NEW ORLEANS — Special financing, once considered the domain of independent car dealer, now is attracting the attention of franchised dealers, according to Chris Leedom of Leedom and Associates.

“Most of the dealers who contact us with questions about special financing are franchised car dealers,” says Mr. Leedom, host of a special financing conference in New Orleans last month.

The special financing industry, serving people with spotty credit records, generates an estimated $70 billion-$100 billion in revenue and reflects approximately 12 million vehicle sales each year.

With the current state of the economy, increased layoffs and increases in personal bankruptcies, more and more customers are turning to special financing.

“Today's special finance customer is changing,” says Paul Snider, president and CEO of Credit IQ, Inc. and VOISYS Systems Corporation. “It's not always the down-and-out person who needs special financing. Now, they can be people who have had good jobs and have purchased new cars in the past. They just have problems managing their money.”

But dealers should not jump into the market blindly, warns Mr. Snider.

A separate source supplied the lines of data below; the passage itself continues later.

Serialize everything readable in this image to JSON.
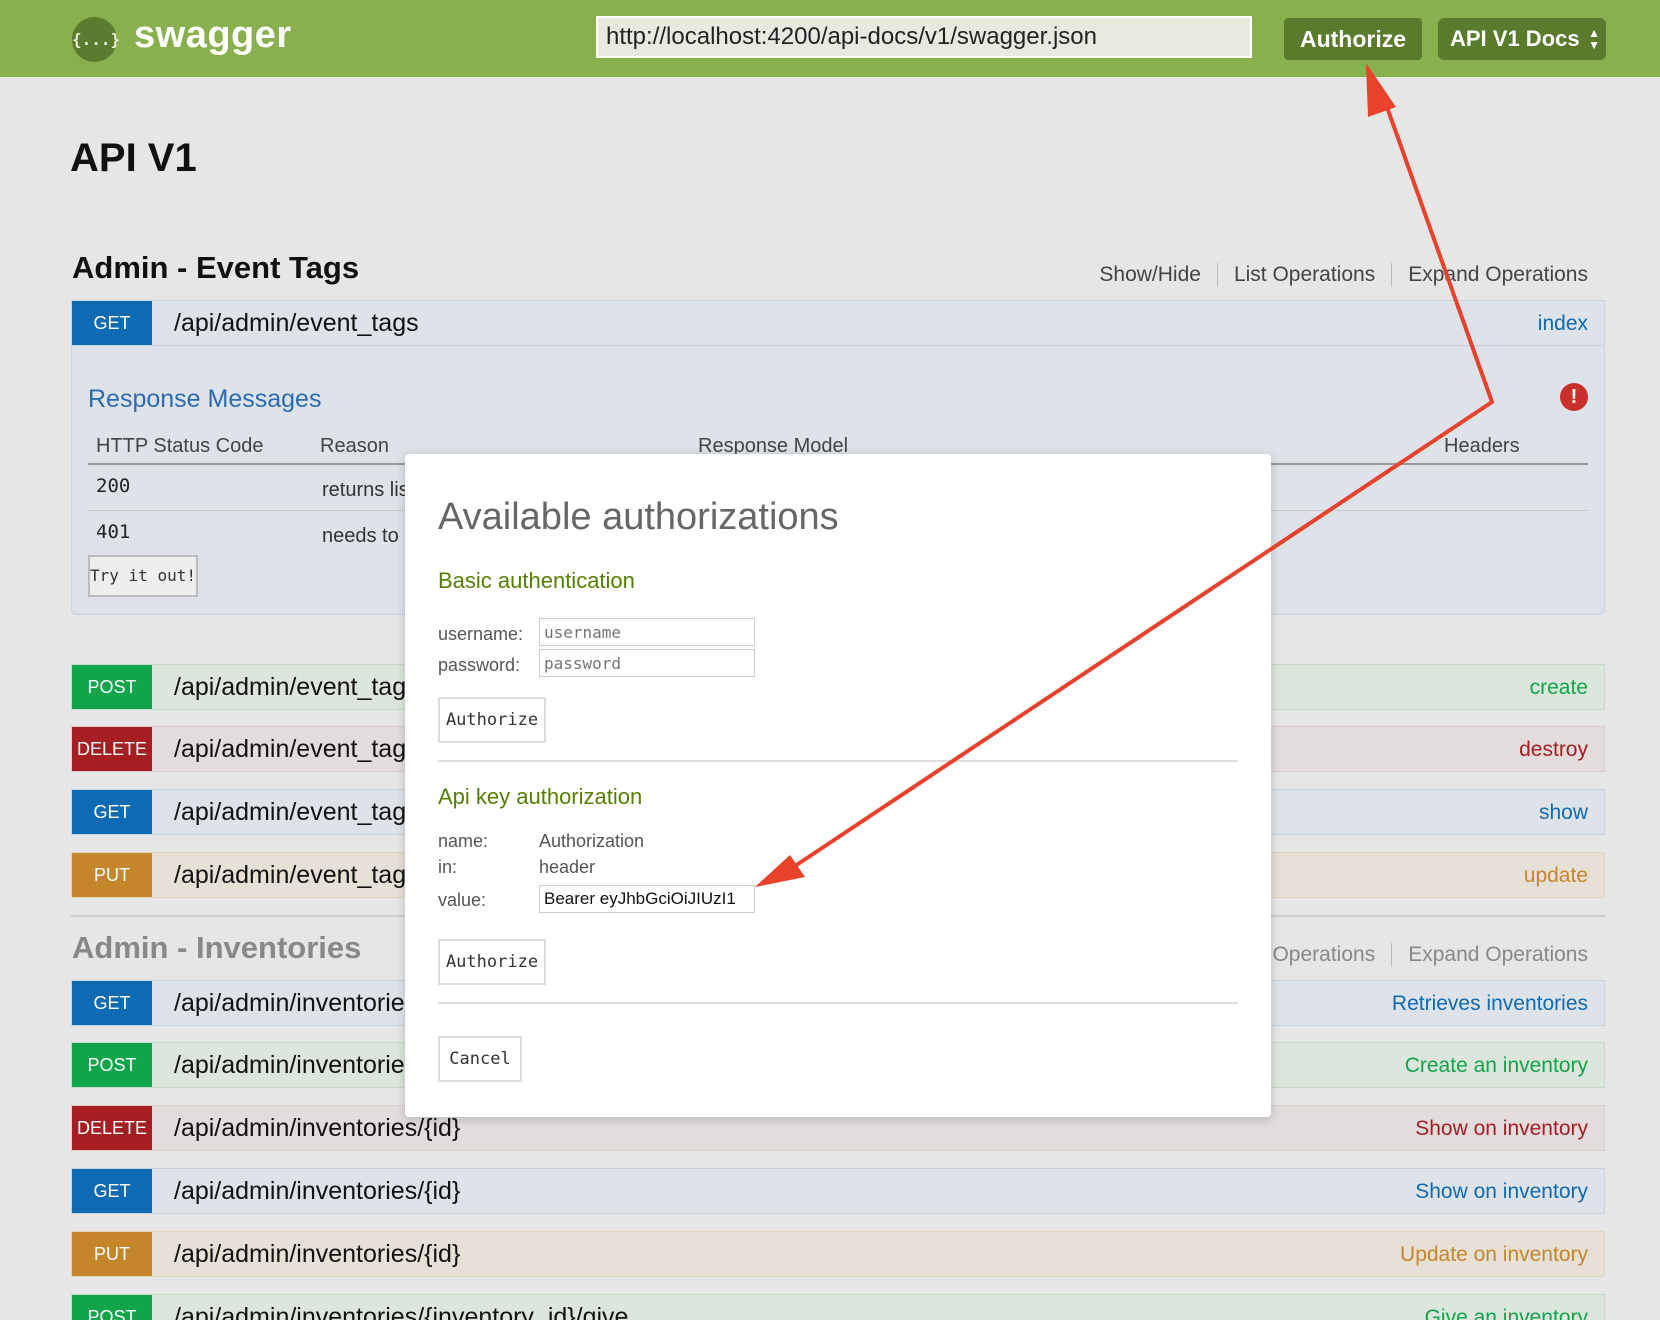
{
  "topbar": {
    "logo_glyph": "{...}",
    "logo_text": "swagger",
    "url_value": "http://localhost:4200/api-docs/v1/swagger.json",
    "authorize_label": "Authorize",
    "docs_label": "API V1 Docs",
    "color": "#89b04f"
  },
  "page_title": "API V1",
  "sections": {
    "event_tags": {
      "title": "Admin - Event Tags",
      "links": [
        "Show/Hide",
        "List Operations",
        "Expand Operations"
      ]
    },
    "inventories": {
      "title": "Admin - Inventories",
      "links": [
        "Operations",
        "Expand Operations"
      ]
    }
  },
  "expanded_op": {
    "method": "GET",
    "path": "/api/admin/event_tags",
    "summary": "index",
    "response_title": "Response Messages",
    "warning_icon": "exclamation-circle-icon",
    "table_headers": [
      "HTTP Status Code",
      "Reason",
      "Response Model",
      "Headers"
    ],
    "rows": [
      {
        "code": "200",
        "reason": "returns lis"
      },
      {
        "code": "401",
        "reason": "needs to"
      }
    ],
    "try_label": "Try it out!"
  },
  "event_tag_ops": [
    {
      "method": "POST",
      "path": "/api/admin/event_tag",
      "summary": "create"
    },
    {
      "method": "DELETE",
      "path": "/api/admin/event_tag",
      "summary": "destroy"
    },
    {
      "method": "GET",
      "path": "/api/admin/event_tag",
      "summary": "show"
    },
    {
      "method": "PUT",
      "path": "/api/admin/event_tag",
      "summary": "update"
    }
  ],
  "inventory_ops": [
    {
      "method": "GET",
      "path": "/api/admin/inventorie",
      "summary": "Retrieves inventories"
    },
    {
      "method": "POST",
      "path": "/api/admin/inventorie",
      "summary": "Create an inventory"
    },
    {
      "method": "DELETE",
      "path": "/api/admin/inventories/{id}",
      "summary": "Show on inventory"
    },
    {
      "method": "GET",
      "path": "/api/admin/inventories/{id}",
      "summary": "Show on inventory"
    },
    {
      "method": "PUT",
      "path": "/api/admin/inventories/{id}",
      "summary": "Update on inventory"
    },
    {
      "method": "POST",
      "path": "/api/admin/inventories/{inventory_id}/give",
      "summary": "Give an inventory"
    }
  ],
  "modal": {
    "title": "Available authorizations",
    "basic": {
      "heading": "Basic authentication",
      "username_label": "username:",
      "username_placeholder": "username",
      "password_label": "password:",
      "password_placeholder": "password",
      "button": "Authorize"
    },
    "apikey": {
      "heading": "Api key authorization",
      "name_label": "name:",
      "name_value": "Authorization",
      "in_label": "in:",
      "in_value": "header",
      "value_label": "value:",
      "value": "Bearer eyJhbGciOiJIUzI1",
      "button": "Authorize"
    },
    "cancel": "Cancel"
  },
  "annotation_color": "#e8412c"
}
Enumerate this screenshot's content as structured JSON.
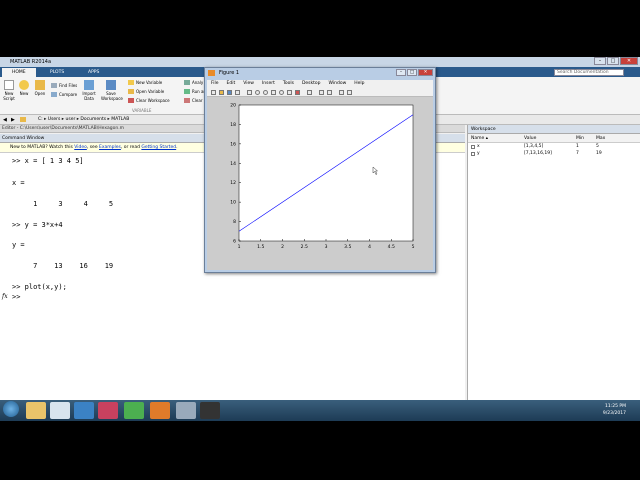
{
  "window": {
    "title": "MATLAB R2014a"
  },
  "ribbon": {
    "tabs": [
      "HOME",
      "PLOTS",
      "APPS"
    ],
    "search_placeholder": "Search Documentation",
    "buttons": {
      "new_script": "New\nScript",
      "new": "New",
      "open": "Open",
      "find_files": "Find Files",
      "compare": "Compare",
      "import_data": "Import\nData",
      "save_workspace": "Save\nWorkspace",
      "new_variable": "New Variable",
      "open_variable": "Open Variable",
      "clear_workspace": "Clear Workspace",
      "analyze": "Analy",
      "run_and": "Run an",
      "clear": "Clear",
      "variable_group": "VARIABLE"
    }
  },
  "address": {
    "path": "C:  ▸  Users  ▸  user  ▸  Documents  ▸  MATLAB"
  },
  "editor": {
    "title": "Editor - C:\\Users\\user\\Documents\\MATLAB\\Hexagon.m"
  },
  "command_window": {
    "title": "Command Window",
    "notice_pre": "New to MATLAB? Watch this ",
    "notice_video": "Video",
    "notice_mid1": ", see ",
    "notice_examples": "Examples",
    "notice_mid2": ", or read ",
    "notice_getting_started": "Getting Started",
    "notice_end": ".",
    "lines": [
      ">> x = [ 1 3 4 5]",
      "",
      "x =",
      "",
      "     1     3     4     5",
      "",
      ">> y = 3*x+4",
      "",
      "y =",
      "",
      "     7    13    16    19",
      "",
      ">> plot(x,y);"
    ],
    "fx": "fx",
    "prompt": ">>"
  },
  "workspace": {
    "title": "Workspace",
    "columns": [
      "Name ▴",
      "Value",
      "Min",
      "Max"
    ],
    "rows": [
      {
        "name": "x",
        "value": "[1,3,4,5]",
        "min": "1",
        "max": "5"
      },
      {
        "name": "y",
        "value": "[7,13,16,19]",
        "min": "7",
        "max": "19"
      }
    ]
  },
  "figure": {
    "title": "Figure 1",
    "menu": [
      "File",
      "Edit",
      "View",
      "Insert",
      "Tools",
      "Desktop",
      "Window",
      "Help"
    ]
  },
  "chart_data": {
    "type": "line",
    "x": [
      1,
      3,
      4,
      5
    ],
    "series": [
      {
        "values": [
          7,
          13,
          16,
          19
        ]
      }
    ],
    "xlim": [
      1,
      5
    ],
    "ylim": [
      6,
      20
    ],
    "xticks": [
      "1",
      "1.5",
      "2",
      "2.5",
      "3",
      "3.5",
      "4",
      "4.5",
      "5"
    ],
    "yticks": [
      "6",
      "8",
      "10",
      "12",
      "14",
      "16",
      "18",
      "20"
    ],
    "line_color": "#0000ff",
    "grid": false
  },
  "taskbar": {
    "time": "11:25 PM",
    "date": "9/23/2017"
  },
  "colors": {
    "accent": "#2a5a8c",
    "notice_bg": "#ffffe1"
  }
}
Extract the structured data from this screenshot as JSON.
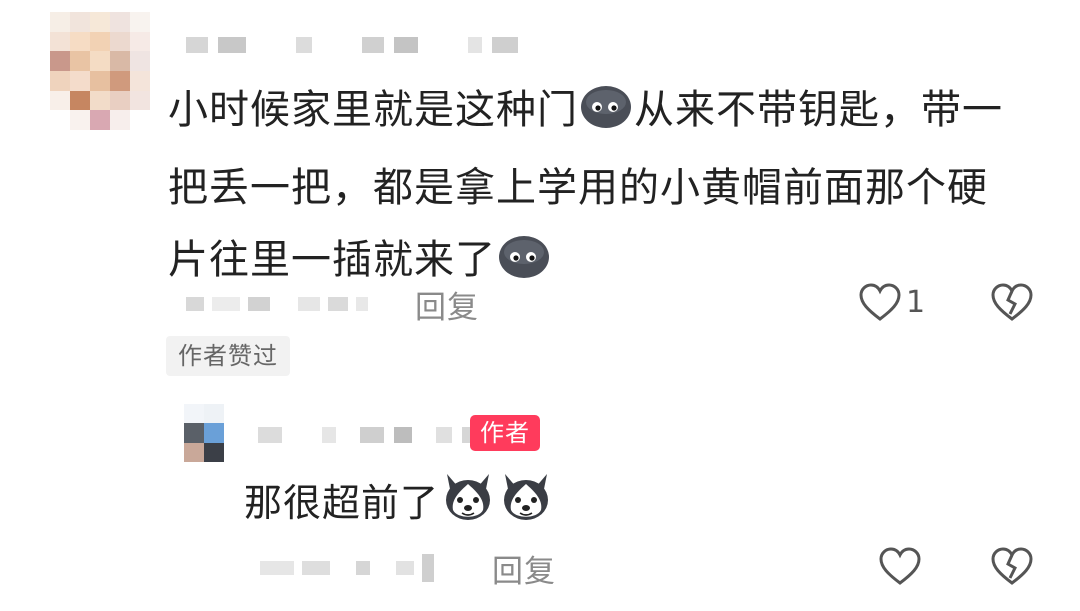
{
  "comment": {
    "text_line1_a": "小时候家里就是这种门",
    "text_line1_b": "从来不带钥匙，带一",
    "text_line2": "把丢一把，都是拿上学用的小黄帽前面那个硬",
    "text_line3": "片往里一插就来了",
    "emoji_1": "dark-face-emoji",
    "emoji_2": "dark-face-emoji",
    "reply_label": "回复",
    "like_count": "1",
    "author_liked_label": "作者赞过"
  },
  "reply": {
    "author_badge": "作者",
    "text": "那很超前了",
    "emoji_1": "husky-dog-emoji",
    "emoji_2": "husky-dog-emoji",
    "reply_label": "回复"
  },
  "icons": {
    "like": "heart-outline-icon",
    "dislike": "broken-heart-icon"
  },
  "colors": {
    "author_badge_bg": "#ff3b5c",
    "secondary_text": "#8a8a8a",
    "tag_bg": "#f2f2f2"
  }
}
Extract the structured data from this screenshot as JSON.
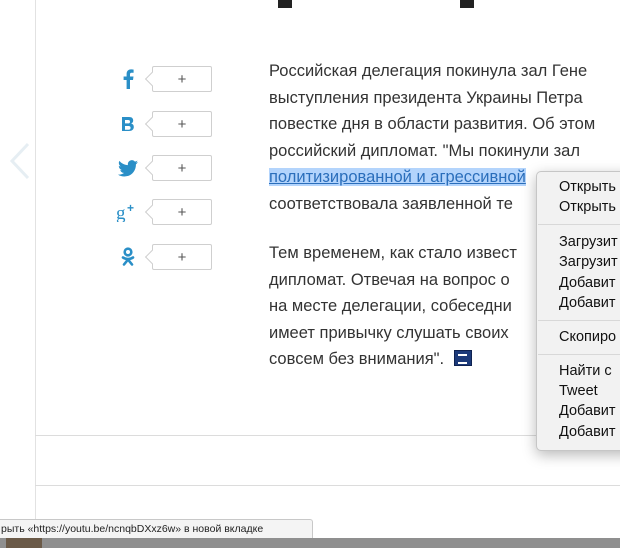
{
  "article": {
    "title_fragment": "",
    "paragraph1": {
      "line1": "Российская делегация покинула зал Гене",
      "line2": "выступления президента Украины Петра",
      "line3": "повестке дня в области развития. Об этом",
      "line4": "российский дипломат. \"Мы покинули зал",
      "line5_link": "политизированной и агрессивной",
      "line6": "соответствовала заявленной те"
    },
    "paragraph2": {
      "line1": "Тем временем, как стало извест",
      "line2": "дипломат. Отвечая на вопрос о",
      "line3": "на месте делегации, собеседни",
      "line4": "имеет привычку слушать своих",
      "line5": "совсем без внимания\"."
    },
    "source_icon": "source-logo-icon"
  },
  "share": {
    "counter_label": "+",
    "items": [
      {
        "network": "facebook",
        "icon": "facebook-icon",
        "glyph": "f",
        "count": "+"
      },
      {
        "network": "vkontakte",
        "icon": "vk-icon",
        "glyph": "B",
        "count": "+"
      },
      {
        "network": "twitter",
        "icon": "twitter-icon",
        "glyph": "",
        "count": "+"
      },
      {
        "network": "googleplus",
        "icon": "google-plus-icon",
        "glyph": "g+",
        "count": "+"
      },
      {
        "network": "odnoklassniki",
        "icon": "ok-icon",
        "glyph": "",
        "count": "+"
      }
    ],
    "icon_color": "#2a8fc7"
  },
  "context_menu": {
    "group1": [
      "Открыть",
      "Открыть"
    ],
    "group2": [
      "Загрузит",
      "Загрузит",
      "Добавит",
      "Добавит"
    ],
    "group3": [
      "Скопиро"
    ],
    "group4": [
      "Найти с",
      "Tweet",
      "Добавит",
      "Добавит"
    ]
  },
  "status_bar": {
    "text": "рыть «https://youtu.be/ncnqbDXxz6w» в новой вкладке"
  },
  "colors": {
    "selection": "#b3d4fc",
    "link": "#2a6ebb",
    "menu_bg": "#f2f2f2"
  }
}
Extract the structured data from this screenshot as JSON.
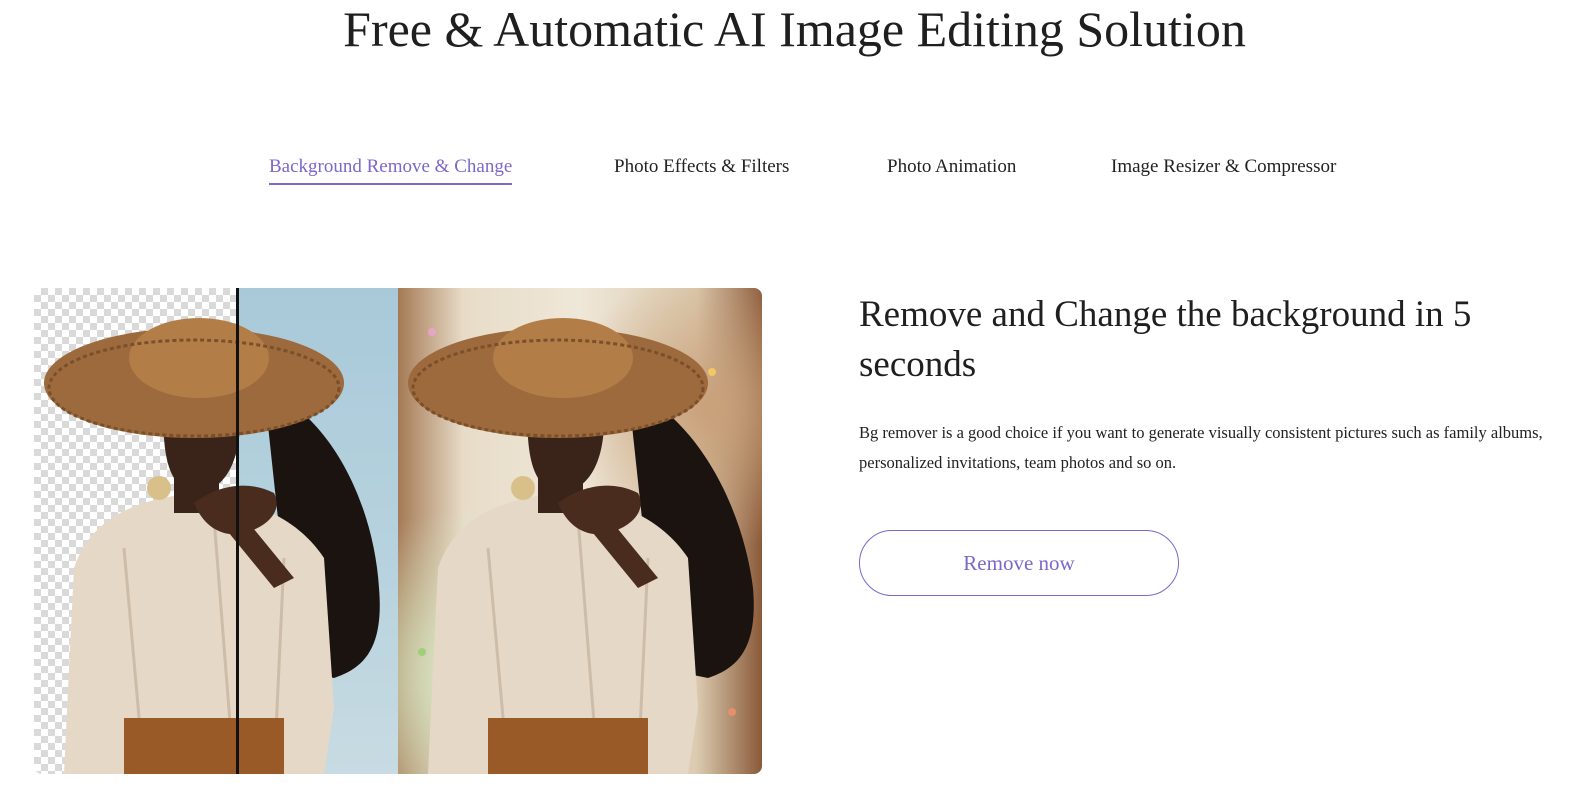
{
  "page": {
    "title": "Free & Automatic AI Image Editing Solution"
  },
  "tabs": [
    {
      "label": "Background Remove & Change",
      "active": true
    },
    {
      "label": "Photo Effects & Filters",
      "active": false
    },
    {
      "label": "Photo Animation",
      "active": false
    },
    {
      "label": "Image Resizer & Compressor",
      "active": false
    }
  ],
  "feature": {
    "heading": "Remove and Change the background in 5 seconds",
    "description": "Bg remover is a good choice if you want to generate visually consistent pictures such as family albums, personalized invitations, team photos and so on.",
    "cta_label": "Remove now"
  },
  "colors": {
    "accent": "#7b68c8",
    "text": "#222222",
    "background": "#ffffff"
  }
}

“Develop a sound business plan that includes specific plans for growth,” he says. “If you're just starting in the special finance industry, growing that business 50% over a specific period is very do-able.”

There are several elements to consider while developing the business plan. First: understand the nature of special financing.

“You're not selling cars,” Mr. Snider explains. “You're selling financing. You should approach it with the understanding that you're helping customers rebuild their credit.”

To combine or not

Should a dealership's special finance department and other departments be integrated or kept separate?

Greg Goebel, a Hyundai dealer in Evansville, IN and founder of, has been selling special finance since 1989. He integrated the departments when he first started. Then he separated them. Now they're integrated again.

“We've been doing this for 12 years, so my employees are well-trained in the concepts of special finance. But, in general, having a separate department is probably better,” he says.

“At the very least, you should have a dedicated special finance manager overseeing the process,” says Traci Meredith, an Ohio dealer and trainer with Leedom and Associates.

Know your market

Mr. Snider urges dealers to know average income levels for their markets. Then stock inventory accordingly.

Dealers should provide special financing customers with a choice of vehicles. Software programs help the finance manager categorize inventory by price and payment. That way, if a customer doesn't like one vehicle, the salesperson has others to show within a price range.

Providing customers with a choice helps eliminate the feeling that they're being treated like second-class citizens for having less than stellar credit.

The used-car manager and special finance manager should work together. This reduces turn time for vehicles that are slow sellers.

Pick the right lenders

Having the right third-party lenders is important. Mr. Snider suggests finding three-four lenders with whom the dealer can build strong relationships.

Dealers should look at how long the company has been in business, what type of internal support programs it offers, whether the support programs are at the local level or national levels and what back-end products they allow.

Most important: how long does it take the lender to issue checks once paperwork is received?

“It is a two-way street, however,” Mr. Snider warns. “The lenders look just as closely at the dealer.” It costs the lender typically $30-$35 to process a credit application. If the dealer is sending 100 applications, and only a few are getting approved, then the relationship is not very profitable for the lender.”

A dealership screening process to determine which customers may qualify increases chances of a loan approval.

The dealer needs to make sure the paper work is in order. Sending along loan applications that are incomplete or illegible delays the process, costing both the dealer and lender, and jeopardizing the deal.

What ads should say

Many dealers mistakenly advertise along the lines of “No money. No credit. No problem!”

But that pitch attracts people unlikely to qualify for a vehicle loan. Instead, run small ads with “Credit Rebuilding” headers. These bring in more realistic customers.

Advertising should note “minimum” requirements. Things like a minimum down payment or the need for a certain number of paycheck stubs can help weed out the unqualified.

Special Finance Loan Profile

Numbers shown represent 312,241 loans originated from January 1995 to year end 1999.
Average age of vehicle 2.25 years
Average loan payment $14,03.92
Average mileage 44,457
Average monthly income of buyer $2,486.73
% of new vs. used 82% used 18% new
Vehicle make 78% domestic 22% import
Average payment $320 to $375
Average term 55.67 months